    sustainable features

    craft beersbrewed in the Hill House brewery

  • funding srategythe proposal puts community & voluntary involvement at the forefront of its success as a park and garden. the over-arching aim of our funding strategy is to maximize access to external funding to enable the long-term future of the site.Key funding methods that we have identified include: Grant Applications, Revenue Generation (sales), User Funding; and Cross Funding:

    Grant Applications - Funders are currently looking at projects that link environmental benefits to social benefits. Our proposals are well placed to access some of the newer funding streams from the Big Lottery Fund and existing streams, including the Heritage Lotterys Heritage Grants.

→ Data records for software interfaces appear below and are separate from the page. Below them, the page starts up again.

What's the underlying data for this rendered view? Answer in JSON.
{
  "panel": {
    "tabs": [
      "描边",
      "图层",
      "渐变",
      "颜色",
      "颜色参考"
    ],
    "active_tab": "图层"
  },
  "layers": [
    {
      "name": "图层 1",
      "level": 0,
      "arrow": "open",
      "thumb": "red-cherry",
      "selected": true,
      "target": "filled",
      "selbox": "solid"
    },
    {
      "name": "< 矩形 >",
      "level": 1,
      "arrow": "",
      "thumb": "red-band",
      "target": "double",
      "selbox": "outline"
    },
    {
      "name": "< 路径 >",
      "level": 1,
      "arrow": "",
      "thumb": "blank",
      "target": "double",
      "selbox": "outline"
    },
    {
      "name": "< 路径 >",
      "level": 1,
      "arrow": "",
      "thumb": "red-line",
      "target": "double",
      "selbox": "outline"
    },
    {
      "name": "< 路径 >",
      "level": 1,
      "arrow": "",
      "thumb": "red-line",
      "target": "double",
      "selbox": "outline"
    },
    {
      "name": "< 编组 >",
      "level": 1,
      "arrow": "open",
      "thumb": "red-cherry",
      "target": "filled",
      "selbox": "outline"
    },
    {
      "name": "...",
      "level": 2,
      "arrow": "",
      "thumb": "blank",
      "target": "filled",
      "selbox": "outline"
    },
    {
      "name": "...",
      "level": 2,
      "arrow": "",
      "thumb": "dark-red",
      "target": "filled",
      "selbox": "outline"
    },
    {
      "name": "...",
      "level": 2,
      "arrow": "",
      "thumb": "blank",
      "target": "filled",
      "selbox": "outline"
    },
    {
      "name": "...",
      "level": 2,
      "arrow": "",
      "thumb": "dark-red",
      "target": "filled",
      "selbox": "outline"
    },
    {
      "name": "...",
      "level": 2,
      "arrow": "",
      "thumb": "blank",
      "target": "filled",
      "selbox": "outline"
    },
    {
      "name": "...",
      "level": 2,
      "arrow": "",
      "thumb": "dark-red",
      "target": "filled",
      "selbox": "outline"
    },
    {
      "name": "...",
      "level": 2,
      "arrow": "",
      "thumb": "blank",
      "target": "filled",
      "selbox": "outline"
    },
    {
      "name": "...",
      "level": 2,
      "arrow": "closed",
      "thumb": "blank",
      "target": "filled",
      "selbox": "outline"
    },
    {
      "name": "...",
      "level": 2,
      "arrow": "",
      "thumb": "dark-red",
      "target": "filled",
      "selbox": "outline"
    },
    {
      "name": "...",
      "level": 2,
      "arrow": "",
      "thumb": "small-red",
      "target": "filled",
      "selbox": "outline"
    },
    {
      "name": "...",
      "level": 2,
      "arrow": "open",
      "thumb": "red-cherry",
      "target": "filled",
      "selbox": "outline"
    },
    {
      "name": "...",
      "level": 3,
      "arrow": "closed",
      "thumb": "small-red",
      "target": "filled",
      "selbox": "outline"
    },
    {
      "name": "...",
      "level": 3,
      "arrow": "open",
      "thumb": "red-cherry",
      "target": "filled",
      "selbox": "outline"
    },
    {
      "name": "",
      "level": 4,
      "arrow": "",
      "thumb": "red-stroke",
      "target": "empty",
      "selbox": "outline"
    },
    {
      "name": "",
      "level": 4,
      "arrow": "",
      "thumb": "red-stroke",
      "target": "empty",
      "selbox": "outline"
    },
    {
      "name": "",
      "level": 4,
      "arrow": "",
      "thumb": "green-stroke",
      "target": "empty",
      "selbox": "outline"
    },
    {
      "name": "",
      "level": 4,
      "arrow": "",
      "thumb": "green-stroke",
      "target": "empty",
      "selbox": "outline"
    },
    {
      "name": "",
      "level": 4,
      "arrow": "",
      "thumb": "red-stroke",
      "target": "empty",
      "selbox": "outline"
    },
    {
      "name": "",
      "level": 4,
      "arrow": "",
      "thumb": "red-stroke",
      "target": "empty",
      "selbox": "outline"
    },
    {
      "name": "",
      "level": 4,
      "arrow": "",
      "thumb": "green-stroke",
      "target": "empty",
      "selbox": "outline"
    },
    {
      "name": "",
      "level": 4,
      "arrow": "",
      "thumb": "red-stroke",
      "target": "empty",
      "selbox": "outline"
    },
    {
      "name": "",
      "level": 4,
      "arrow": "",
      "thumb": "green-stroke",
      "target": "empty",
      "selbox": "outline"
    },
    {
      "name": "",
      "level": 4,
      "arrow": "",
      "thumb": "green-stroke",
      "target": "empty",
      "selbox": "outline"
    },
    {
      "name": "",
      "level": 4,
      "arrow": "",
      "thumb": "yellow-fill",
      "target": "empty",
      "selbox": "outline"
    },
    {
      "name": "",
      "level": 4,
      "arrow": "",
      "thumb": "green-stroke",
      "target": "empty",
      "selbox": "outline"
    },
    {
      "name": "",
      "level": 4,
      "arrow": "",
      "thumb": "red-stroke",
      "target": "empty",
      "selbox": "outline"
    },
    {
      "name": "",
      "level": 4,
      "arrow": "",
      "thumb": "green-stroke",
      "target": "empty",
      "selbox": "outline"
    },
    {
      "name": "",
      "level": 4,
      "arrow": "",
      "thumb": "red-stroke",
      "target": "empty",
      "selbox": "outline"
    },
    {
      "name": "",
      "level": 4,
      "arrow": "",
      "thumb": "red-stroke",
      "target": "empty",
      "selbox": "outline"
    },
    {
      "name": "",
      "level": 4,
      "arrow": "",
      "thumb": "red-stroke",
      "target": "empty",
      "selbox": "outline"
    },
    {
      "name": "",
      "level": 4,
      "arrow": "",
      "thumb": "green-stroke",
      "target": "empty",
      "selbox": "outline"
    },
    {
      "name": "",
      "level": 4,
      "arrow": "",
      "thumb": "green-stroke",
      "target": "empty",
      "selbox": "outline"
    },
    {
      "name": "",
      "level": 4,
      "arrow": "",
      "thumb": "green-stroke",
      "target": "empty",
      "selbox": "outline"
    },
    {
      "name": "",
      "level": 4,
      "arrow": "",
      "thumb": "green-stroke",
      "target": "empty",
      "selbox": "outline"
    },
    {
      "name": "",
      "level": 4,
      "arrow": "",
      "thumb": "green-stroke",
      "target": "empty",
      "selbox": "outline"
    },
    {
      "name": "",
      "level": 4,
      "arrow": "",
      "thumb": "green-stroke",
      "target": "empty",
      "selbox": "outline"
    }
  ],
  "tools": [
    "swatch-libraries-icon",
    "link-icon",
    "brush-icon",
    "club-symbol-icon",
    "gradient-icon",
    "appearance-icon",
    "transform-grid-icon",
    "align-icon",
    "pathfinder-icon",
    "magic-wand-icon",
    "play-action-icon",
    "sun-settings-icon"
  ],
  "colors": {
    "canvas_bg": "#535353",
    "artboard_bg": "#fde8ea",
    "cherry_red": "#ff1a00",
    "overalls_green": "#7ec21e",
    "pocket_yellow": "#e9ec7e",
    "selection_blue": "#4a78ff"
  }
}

Because our proposals focus on community involvement, education, interpretation and hard to reach groups, they are eligible for a number of public funded schemes including: Communities Living Sustainably (500k - 1million); Reaching Communities Fund (10k - 500k); Big Innovation Fund (20k - 1million); The Jubilee Peoples Millions (20k - 60k); and Social Access Fund (a pot of 20million is available).

    Revenue Generation we have calculated that the commercial elements of our proposal for Cronton Colliery would generate employment for up to 19 Full Time Equivalents. In addition there are a number of revenue generating elements within our proposals the restaurant/caf, the brewery as well as potential revenue from the theatre/cinema. These uses would cross fund non-revenue generating uses including the gardens, toilets, art features etc. As The Garden Of Earthly Delight is planned to be a visitor and tourism attraction, there are expected to be a range of products and merchandise on offer. A proportion of income from these products would go back into the long term maintenance and management of the site. Products would include those made on site (beer, food, plants, and craft goods); associated products locally sourced that fit in with the ideology of the site including foodstuffs, local crafts, sculptures etc; and merchandise as outlined above.

    Use Funding: The ideology behind Hill House and the Gardens makes the scheme ideal for use by a range of charitable trusts and organizations in Merseyside, as well as local authorities and educational establishments. For instance there are a number of charitable trusts in the region that, from our discussions with them, have requirements for day service locations for their members that could greatly benefit from the range of proposed uses. These service users pay daily rates to use such services. This could itself secure the long-term future of some elements of the proposal. Cross Funding: Our proposal purposefully leaves the lower plateau free from development. It is our understanding that this portion of the site could be sold for commercial development. Should this be so then funds generated for the Land Trust by the sale could be redirected to the site, or section 106 contributions could be secured for some/all of the works associated with our proposal. The over-arching aim of our funding strategy is to maximize access to external funding to enable the long-term future of the site.In preparing this strategy we have consulted with Knowsley Community and Voluntary Service (KCVS). We have also contacted other service providers including MECAP (Merseyside) and local representatives of The National Autistic Society and the National Alzheimers society. In developing our ideas for the project we have also had informal conversataions with BFI, The Coal Authority Archive, ROH2 at the Royal Opera House and the National Skills Academy

  • oval partnership architecture ltd2012


    Unit 20624-28 Hatton WallLondonEC1N 8JH

    Tel: +44 (0)20 8616 1766

    design team:the Oval partnershipBrock Carmichael ArchitectsWYG

  • the Oval Partnership